▶ **WORK TASK**: The response must be made up of the lines in the entries below that contain "金融リテラシーと資産形成を語る".
---- DATA TO PROCESS
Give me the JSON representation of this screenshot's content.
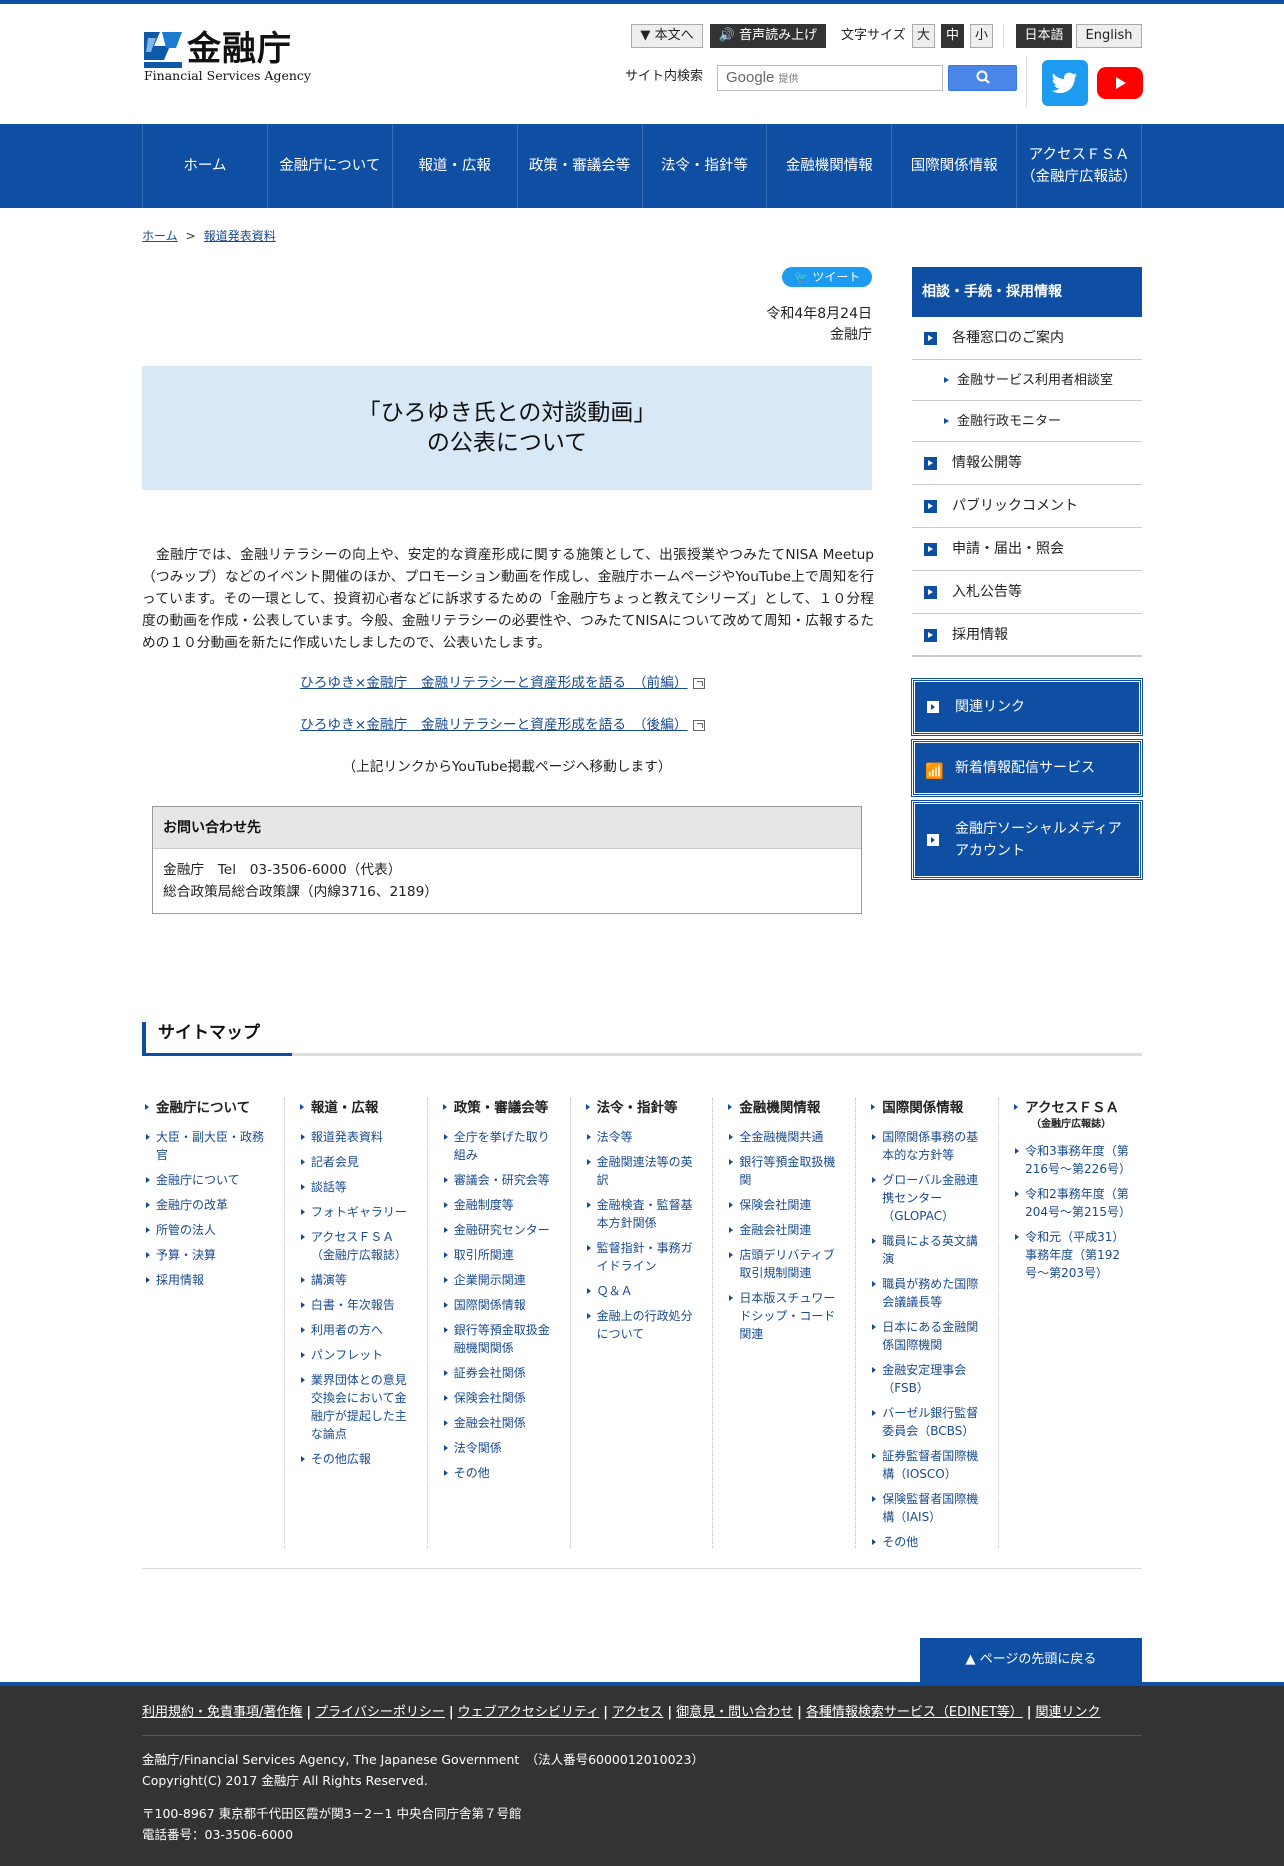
{
  "header": {
    "logo_jp": "金融庁",
    "logo_en": "Financial Services Agency",
    "skip_label": "本文へ",
    "voice_label": "音声読み上げ",
    "font_size_label": "文字サイズ",
    "font_sizes": [
      "大",
      "中",
      "小"
    ],
    "lang_ja": "日本語",
    "lang_en": "English",
    "search_label": "サイト内検索",
    "search_brand": "Google",
    "search_by": "提供"
  },
  "nav": [
    "ホーム",
    "金融庁について",
    "報道・広報",
    "政策・審議会等",
    "法令・指針等",
    "金融機関情報",
    "国際関係情報",
    "アクセスＦＳＡ",
    "（金融庁広報誌）"
  ],
  "breadcrumb": {
    "home": "ホーム",
    "sep": ">",
    "current": "報道発表資料"
  },
  "article": {
    "tweet": "ツイート",
    "date": "令和4年8月24日",
    "agency": "金融庁",
    "title_line1": "「ひろゆき氏との対談動画」",
    "title_line2": "の公表について",
    "body": "　金融庁では、金融リテラシーの向上や、安定的な資産形成に関する施策として、出張授業やつみたてNISA Meetup（つみップ）などのイベント開催のほか、プロモーション動画を作成し、金融庁ホームページやYouTube上で周知を行っています。その一環として、投資初心者などに訴求するための「金融庁ちょっと教えてシリーズ」として、１０分程度の動画を作成・公表しています。今般、金融リテラシーの必要性や、つみたてNISAについて改めて周知・広報するための１０分動画を新たに作成いたしましたので、公表いたします。",
    "link1": "ひろゆき×金融庁　金融リテラシーと資産形成を語る　（前編）",
    "link2": "ひろゆき×金融庁　金融リテラシーと資産形成を語る　（後編）",
    "note": "（上記リンクからYouTube掲載ページへ移動します）",
    "contact_title": "お問い合わせ先",
    "contact_line1": "金融庁　Tel　03-3506-6000（代表）",
    "contact_line2": "総合政策局総合政策課（内線3716、2189）"
  },
  "sidebar": {
    "title": "相談・手続・採用情報",
    "items": [
      "各種窓口のご案内",
      "情報公開等",
      "パブリックコメント",
      "申請・届出・照会",
      "入札公告等",
      "採用情報"
    ],
    "sub_items": [
      "金融サービス利用者相談室",
      "金融行政モニター"
    ],
    "buttons": [
      "関連リンク",
      "新着情報配信サービス",
      "金融庁ソーシャルメディア",
      "アカウント"
    ]
  },
  "sitemap": {
    "title": "サイトマップ",
    "columns": [
      {
        "heading": "金融庁について",
        "items": [
          "大臣・副大臣・政務官",
          "金融庁について",
          "金融庁の改革",
          "所管の法人",
          "予算・決算",
          "採用情報"
        ]
      },
      {
        "heading": "報道・広報",
        "items": [
          "報道発表資料",
          "記者会見",
          "談話等",
          "フォトギャラリー",
          "アクセスＦＳＡ（金融庁広報誌）",
          "講演等",
          "白書・年次報告",
          "利用者の方へ",
          "パンフレット",
          "業界団体との意見交換会において金融庁が提起した主な論点",
          "その他広報"
        ]
      },
      {
        "heading": "政策・審議会等",
        "items": [
          "全庁を挙げた取り組み",
          "審議会・研究会等",
          "金融制度等",
          "金融研究センター",
          "取引所関連",
          "企業開示関連",
          "国際関係情報",
          "銀行等預金取扱金融機関関係",
          "証券会社関係",
          "保険会社関係",
          "金融会社関係",
          "法令関係",
          "その他"
        ]
      },
      {
        "heading": "法令・指針等",
        "items": [
          "法令等",
          "金融関連法等の英訳",
          "金融検査・監督基本方針関係",
          "監督指針・事務ガイドライン",
          "Ｑ＆Ａ",
          "金融上の行政処分について"
        ]
      },
      {
        "heading": "金融機関情報",
        "items": [
          "全金融機関共通",
          "銀行等預金取扱機関",
          "保険会社関連",
          "金融会社関連",
          "店頭デリバティブ取引規制関連",
          "日本版スチュワードシップ・コード関連"
        ]
      },
      {
        "heading": "国際関係情報",
        "items": [
          "国際関係事務の基本的な方針等",
          "グローバル金融連携センター（GLOPAC）",
          "職員による英文講演",
          "職員が務めた国際会議議長等",
          "日本にある金融関係国際機関",
          "金融安定理事会（FSB）",
          "バーゼル銀行監督委員会（BCBS）",
          "証券監督者国際機構（IOSCO）",
          "保険監督者国際機構（IAIS）",
          "その他"
        ]
      },
      {
        "heading": "アクセスＦＳＡ",
        "subheading": "（金融庁広報誌）",
        "items": [
          "令和3事務年度（第216号～第226号）",
          "令和2事務年度（第204号～第215号）",
          "令和元（平成31）事務年度（第192号～第203号）"
        ]
      }
    ]
  },
  "to_top": "ページの先頭に戻る",
  "footer": {
    "links": [
      "利用規約・免責事項/著作権",
      "プライバシーポリシー",
      "ウェブアクセシビリティ",
      "アクセス",
      "御意見・問い合わせ",
      "各種情報検索サービス（EDINET等）",
      "関連リンク"
    ],
    "org": "金融庁/Financial Services Agency, The Japanese Government　（法人番号6000012010023）",
    "copyright": "Copyright(C) 2017 金融庁 All Rights Reserved.",
    "address": "〒100-8967 東京都千代田区霞が関3－2－1 中央合同庁舎第７号館",
    "phone": "電話番号：03-3506-6000"
  },
  "colors": {
    "brand_blue": "#0e4fa3",
    "title_bg": "#d9e8f7",
    "footer_bg": "#333333"
  }
}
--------
▶ **ANSWER AREA**:
    "link1": "ひろゆき×金融庁　金融リテラシーと資産形成を語る　（前編）",
    "link2": "ひろゆき×金融庁　金融リテラシーと資産形成を語る　（後編）",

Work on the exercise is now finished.